Only lines holding the word "number" are wanted. Copy them from the listing below.

· · · · ·

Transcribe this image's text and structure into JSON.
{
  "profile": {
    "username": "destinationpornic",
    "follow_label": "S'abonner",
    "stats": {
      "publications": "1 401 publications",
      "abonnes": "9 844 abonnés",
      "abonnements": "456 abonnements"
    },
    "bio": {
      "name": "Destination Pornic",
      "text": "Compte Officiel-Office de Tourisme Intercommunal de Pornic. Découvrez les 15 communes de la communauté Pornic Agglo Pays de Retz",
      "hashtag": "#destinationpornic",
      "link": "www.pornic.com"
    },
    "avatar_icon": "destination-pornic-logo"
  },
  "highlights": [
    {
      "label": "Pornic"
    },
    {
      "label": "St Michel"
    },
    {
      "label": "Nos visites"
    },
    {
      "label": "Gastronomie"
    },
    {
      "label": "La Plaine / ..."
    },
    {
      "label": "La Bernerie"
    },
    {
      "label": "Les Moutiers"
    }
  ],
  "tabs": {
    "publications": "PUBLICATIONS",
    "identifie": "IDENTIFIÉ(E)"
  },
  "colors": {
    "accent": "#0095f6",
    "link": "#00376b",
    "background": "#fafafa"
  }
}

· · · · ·

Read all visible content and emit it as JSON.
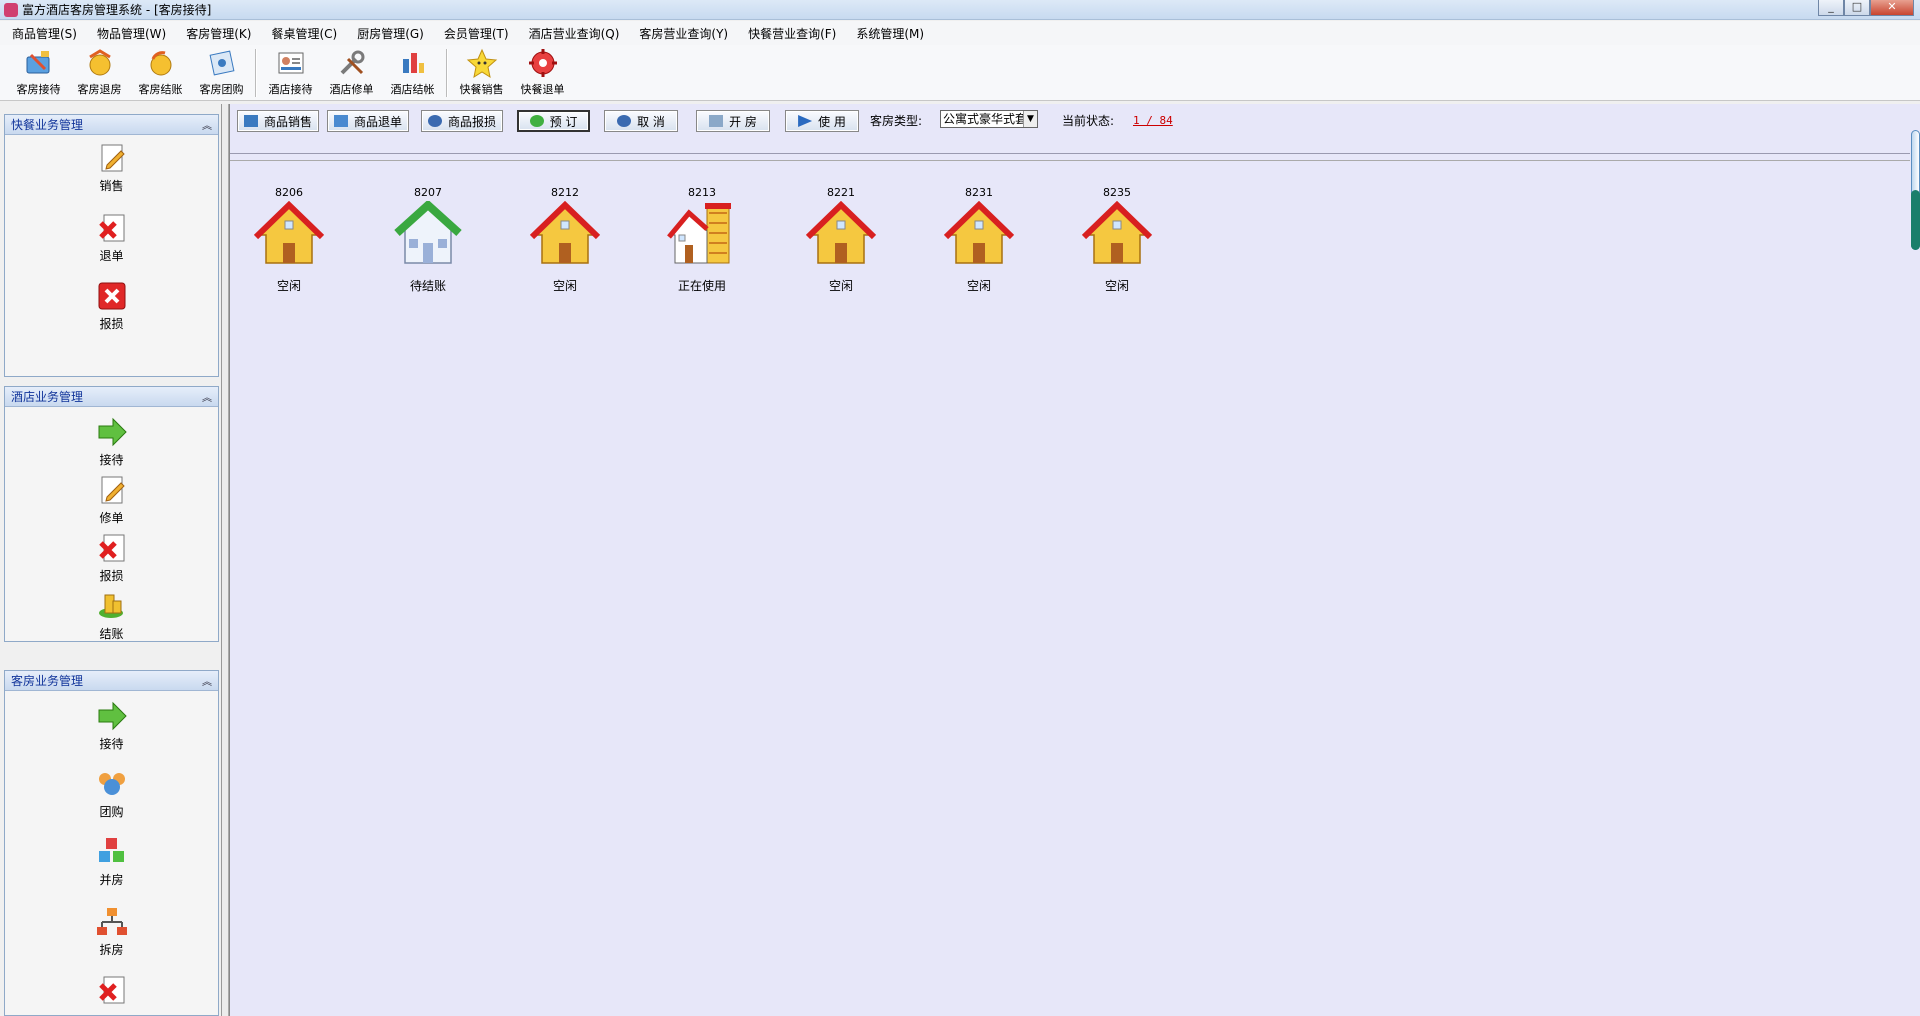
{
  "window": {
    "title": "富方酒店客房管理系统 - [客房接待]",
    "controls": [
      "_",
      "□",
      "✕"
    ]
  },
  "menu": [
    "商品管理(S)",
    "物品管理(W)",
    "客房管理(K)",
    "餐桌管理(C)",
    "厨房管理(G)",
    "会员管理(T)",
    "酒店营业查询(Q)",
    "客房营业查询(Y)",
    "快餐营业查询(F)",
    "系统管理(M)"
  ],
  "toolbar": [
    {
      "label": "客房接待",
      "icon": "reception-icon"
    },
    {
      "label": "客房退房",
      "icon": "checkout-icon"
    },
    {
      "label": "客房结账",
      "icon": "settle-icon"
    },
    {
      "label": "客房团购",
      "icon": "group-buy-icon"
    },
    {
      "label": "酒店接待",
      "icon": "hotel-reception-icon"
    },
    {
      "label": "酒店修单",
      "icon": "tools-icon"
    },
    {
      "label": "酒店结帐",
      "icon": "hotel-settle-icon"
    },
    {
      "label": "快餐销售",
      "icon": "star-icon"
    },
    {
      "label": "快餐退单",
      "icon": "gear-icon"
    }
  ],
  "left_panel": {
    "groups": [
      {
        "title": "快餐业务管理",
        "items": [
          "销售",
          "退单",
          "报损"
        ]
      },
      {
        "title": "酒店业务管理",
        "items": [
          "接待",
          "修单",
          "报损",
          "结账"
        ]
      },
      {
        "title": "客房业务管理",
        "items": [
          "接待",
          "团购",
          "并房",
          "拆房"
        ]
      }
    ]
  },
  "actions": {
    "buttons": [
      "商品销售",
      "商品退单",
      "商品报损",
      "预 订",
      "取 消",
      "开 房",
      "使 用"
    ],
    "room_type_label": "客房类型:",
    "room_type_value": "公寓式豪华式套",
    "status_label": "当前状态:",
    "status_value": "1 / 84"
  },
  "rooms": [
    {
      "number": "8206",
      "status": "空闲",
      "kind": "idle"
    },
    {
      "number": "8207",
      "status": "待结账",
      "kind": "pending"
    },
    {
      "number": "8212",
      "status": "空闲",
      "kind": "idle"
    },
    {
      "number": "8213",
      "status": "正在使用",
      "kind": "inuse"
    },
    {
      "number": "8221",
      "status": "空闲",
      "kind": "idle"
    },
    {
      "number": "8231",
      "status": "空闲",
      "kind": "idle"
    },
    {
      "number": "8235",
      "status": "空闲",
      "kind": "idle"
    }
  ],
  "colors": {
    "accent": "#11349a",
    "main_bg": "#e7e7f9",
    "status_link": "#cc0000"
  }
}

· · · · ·

Solution for this problem:
      "number": "8206",
      "number": "8207",
      "number": "8212",
      "number": "8213",
      "number": "8221",
      "number": "8231",
      "number": "8235",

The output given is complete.